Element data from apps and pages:
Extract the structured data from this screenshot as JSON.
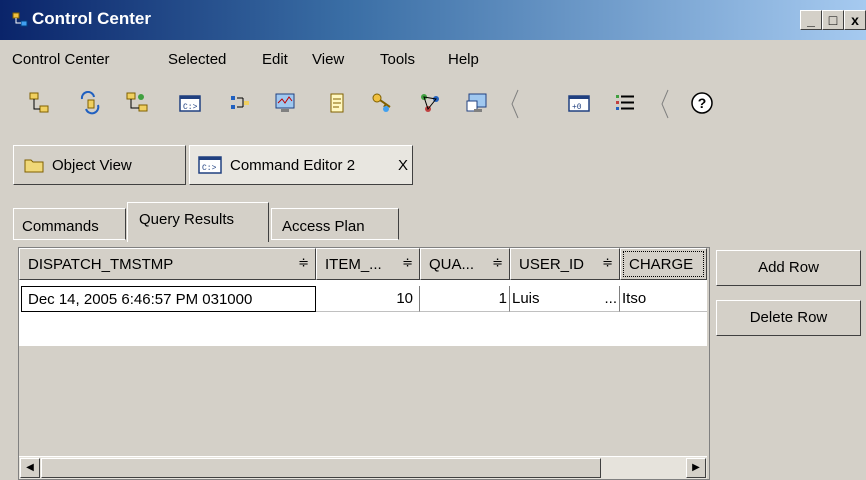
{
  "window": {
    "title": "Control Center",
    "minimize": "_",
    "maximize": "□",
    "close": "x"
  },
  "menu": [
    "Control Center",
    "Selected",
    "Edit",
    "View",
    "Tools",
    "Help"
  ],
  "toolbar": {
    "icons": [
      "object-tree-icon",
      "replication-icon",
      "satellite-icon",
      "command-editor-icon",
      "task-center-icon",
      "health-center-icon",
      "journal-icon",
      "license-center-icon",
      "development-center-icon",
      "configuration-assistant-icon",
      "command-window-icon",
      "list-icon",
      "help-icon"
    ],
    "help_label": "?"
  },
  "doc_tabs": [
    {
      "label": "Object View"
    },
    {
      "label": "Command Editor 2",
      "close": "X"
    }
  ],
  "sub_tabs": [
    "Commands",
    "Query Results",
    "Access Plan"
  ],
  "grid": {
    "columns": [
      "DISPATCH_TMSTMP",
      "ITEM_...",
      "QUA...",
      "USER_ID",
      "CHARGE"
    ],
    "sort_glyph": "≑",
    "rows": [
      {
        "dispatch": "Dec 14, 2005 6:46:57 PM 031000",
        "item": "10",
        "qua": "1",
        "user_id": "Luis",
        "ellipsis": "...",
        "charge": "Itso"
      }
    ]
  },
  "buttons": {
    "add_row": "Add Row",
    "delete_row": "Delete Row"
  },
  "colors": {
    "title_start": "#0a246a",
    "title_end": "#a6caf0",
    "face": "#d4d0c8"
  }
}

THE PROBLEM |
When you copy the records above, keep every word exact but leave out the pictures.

OUTPUT FOR THIS EXERCISE |
Extract the structured data from this screenshot as JSON.
{
  "window": {
    "title": "Control Center",
    "minimize": "_",
    "maximize": "□",
    "close": "x"
  },
  "menu": [
    "Control Center",
    "Selected",
    "Edit",
    "View",
    "Tools",
    "Help"
  ],
  "toolbar": {
    "icons": [
      "object-tree-icon",
      "replication-icon",
      "satellite-icon",
      "command-editor-icon",
      "task-center-icon",
      "health-center-icon",
      "journal-icon",
      "license-center-icon",
      "development-center-icon",
      "configuration-assistant-icon",
      "command-window-icon",
      "list-icon",
      "help-icon"
    ],
    "help_label": "?"
  },
  "doc_tabs": [
    {
      "label": "Object View"
    },
    {
      "label": "Command Editor 2",
      "close": "X"
    }
  ],
  "sub_tabs": [
    "Commands",
    "Query Results",
    "Access Plan"
  ],
  "grid": {
    "columns": [
      "DISPATCH_TMSTMP",
      "ITEM_...",
      "QUA...",
      "USER_ID",
      "CHARGE"
    ],
    "sort_glyph": "≑",
    "rows": [
      {
        "dispatch": "Dec 14, 2005 6:46:57 PM 031000",
        "item": "10",
        "qua": "1",
        "user_id": "Luis",
        "ellipsis": "...",
        "charge": "Itso"
      }
    ]
  },
  "buttons": {
    "add_row": "Add Row",
    "delete_row": "Delete Row"
  },
  "colors": {
    "title_start": "#0a246a",
    "title_end": "#a6caf0",
    "face": "#d4d0c8"
  }
}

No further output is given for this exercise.